Things to Know about Fabrics for direct to Garment Printing
Art for embroidery
In general, an embroidery art department can accept any type of artwork you provide right down to a sketch on a napkin. The important thing to remember is this: the better the art, the better the embroidery. The process for converting artwork to embroidery is called digitizing and the artists that do it are called - you guessed it - digitizers. Basically, digitizing is redrawing a logo or design as stitches in a special embroidery software program designed to do just that. Cleaner, more exact digital files allow the digitizer to be more exact with the stitch placement. The stitch instructions are saved to a disk by a digitizer. An operator takes the disk and inserts it into the embroidery machine, which reads the instructions.Read More
February is National Embroidery Month. This blog post is our first in a series about embroidery and its uses. Keep an eye out for our embroidery articles throughout the month.Read More
Printing soft-hand on dark garments is probably the single most challenging aspect of textile screen printing. The “hand” of a print is referring to the feel. The softer the hand of a print, the less you can feel it. There has been some really great improvements in the screen printing ink industry with ink additives and the onset of discharge printing. However, there is not a cut and dry solution for a bright print with a super-soft hand on dark garments.
The most successful soft-hand screen prints begin with the design. Usually the shirt color works with the art and is allowed to influence the print color. This allows the printer flexibility to use regular plastisol, soft-hand inks, or discharge depending on the complexity of the design and amount of detail.
You’re in the business of showing new ideas, so finding unique and interesting ways to package shirts can lead to a boost in customer engagement and sales. Here at Sharprint, we encourage our clients to think outside the box when it comes to packaging for t-shirts, and today, we’re featuring a few unique ways to approach t-shirt packaging to better entice buyers.Read More
Topics: increase t-shirt sales
In the printing industry, certain trends come and go, and lately, all over shirt printing is hot.
The all over print, or AOP, is a very striking option that sets apart your promotional apparel from everything else out there. Custom all over print shirts are highly suited to adding flair with patterns like step and repeat, stripes, polka dots, and other simple patterns in super soft inks. However, this method has a vastly underutilized potential for dynamic placement and effect.Read More
Topics: all-over print
If you’re considering direct-to-garment printing, there are some basics you’ll want to know before you get started to avoid being disappointed by the final product. Unlike screen printing, which places colors onto the garment by pressing ink through screens, direct-to-garment printing uses a specialized printer to put the ink directly onto the garment.
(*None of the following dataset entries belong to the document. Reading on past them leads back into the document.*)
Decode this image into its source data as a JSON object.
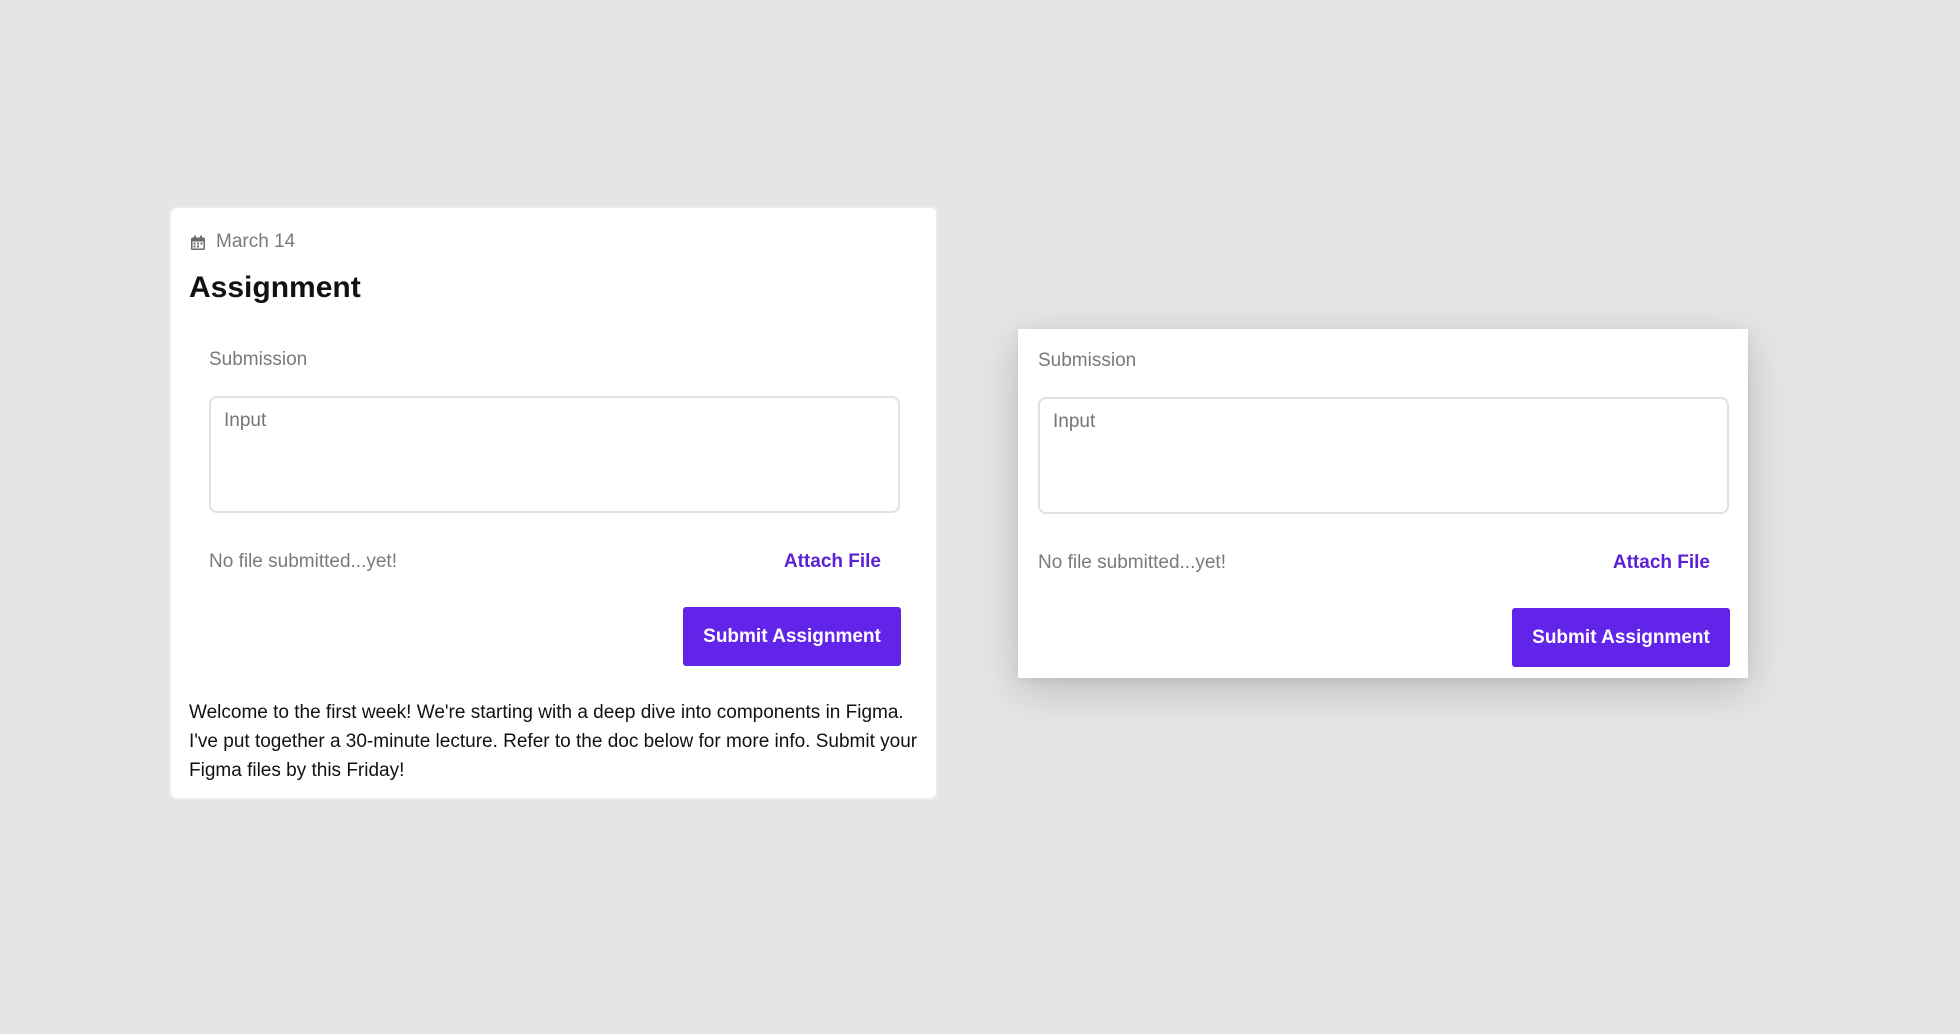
{
  "assignment_card": {
    "date": "March 14",
    "calendar_icon": "calendar-icon",
    "title": "Assignment",
    "submission_label": "Submission",
    "input_placeholder": "Input",
    "file_status": "No file submitted...yet!",
    "attach_label": "Attach File",
    "submit_label": "Submit Assignment",
    "description": "Welcome to the first week! We're starting with a deep dive into components in Figma. I've put together a 30-minute lecture. Refer to the doc below for more info. Submit your Figma files by this Friday!"
  },
  "submission_component": {
    "submission_label": "Submission",
    "input_placeholder": "Input",
    "file_status": "No file submitted...yet!",
    "attach_label": "Attach File",
    "submit_label": "Submit Assignment"
  },
  "colors": {
    "background": "#e5e5e5",
    "accent": "#6224e9",
    "link": "#5b21d4",
    "muted_text": "#7a7a7a"
  }
}
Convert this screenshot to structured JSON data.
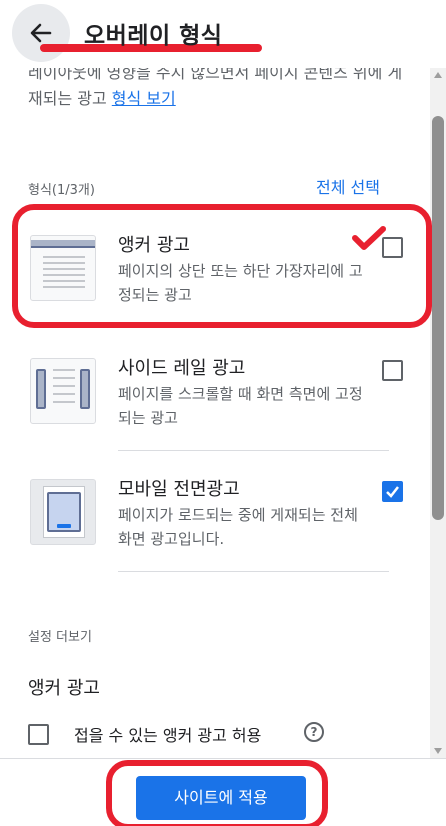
{
  "header": {
    "title": "오버레이 형식",
    "back_icon": "arrow-left-icon"
  },
  "intro": {
    "text": "레이아웃에 영향을 주지 않으면서 페이지 콘텐츠 위에 게재되는 광고",
    "link": "형식 보기"
  },
  "formats": {
    "label": "형식(1/3개)",
    "select_all": "전체 선택",
    "items": [
      {
        "name": "앵커 광고",
        "desc": "페이지의 상단 또는 하단 가장자리에 고정되는 광고",
        "checked": false,
        "icon": "anchor-ad-thumbnail"
      },
      {
        "name": "사이드 레일 광고",
        "desc": "페이지를 스크롤할 때 화면 측면에 고정되는 광고",
        "checked": false,
        "icon": "side-rail-ad-thumbnail"
      },
      {
        "name": "모바일 전면광고",
        "desc": "페이지가 로드되는 중에 게재되는 전체 화면 광고입니다.",
        "checked": true,
        "icon": "mobile-interstitial-thumbnail"
      }
    ]
  },
  "more_settings": {
    "label": "설정 더보기",
    "section_title": "앵커 광고",
    "option_label": "접을 수 있는 앵커 광고 허용",
    "option_checked": false,
    "help_icon": "help-icon",
    "help_glyph": "?"
  },
  "footer": {
    "apply_label": "사이트에 적용"
  },
  "colors": {
    "accent": "#1a73e8",
    "annotation": "#e8202f",
    "text_primary": "#202124",
    "text_secondary": "#5f6368"
  }
}
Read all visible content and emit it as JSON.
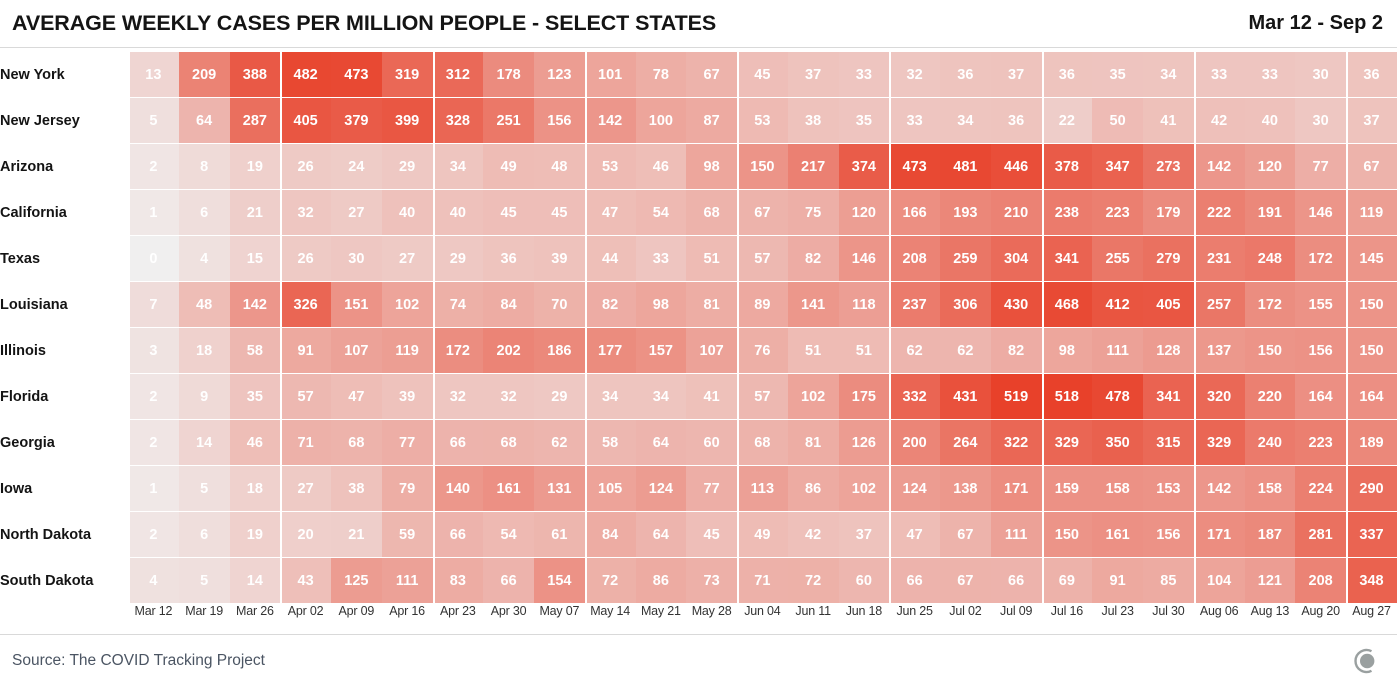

It produces great looking, sharp prints, but there are some precautions to take for best results.Read More
Topics: direct to garment printing
Tri-blend t-shirts are one of the most popular options for apparel printing. Tri-blend t-shirts are made up of three materials—cotton, polyester, and rayon, and look great when decorated. The fabric is super-soft and comfortable, making tri-blends a popular choice. But although they’re a great option for wearing, there are some challenges screen printing on them. Here are some things to consider when screen printing on tri-blend shirts. Read More
Topics: screen printing
Screen printed t-shirts are awesome. Most times they look pretty cool, but the medium isn’t all encompassing. Follow this simple checklist of the 7 musts to make sure your art will print perfectly for screen print:
1. Check the level of detail.
Most fonts are printable at 12 points or more. Line width should never be thinner than .3 points.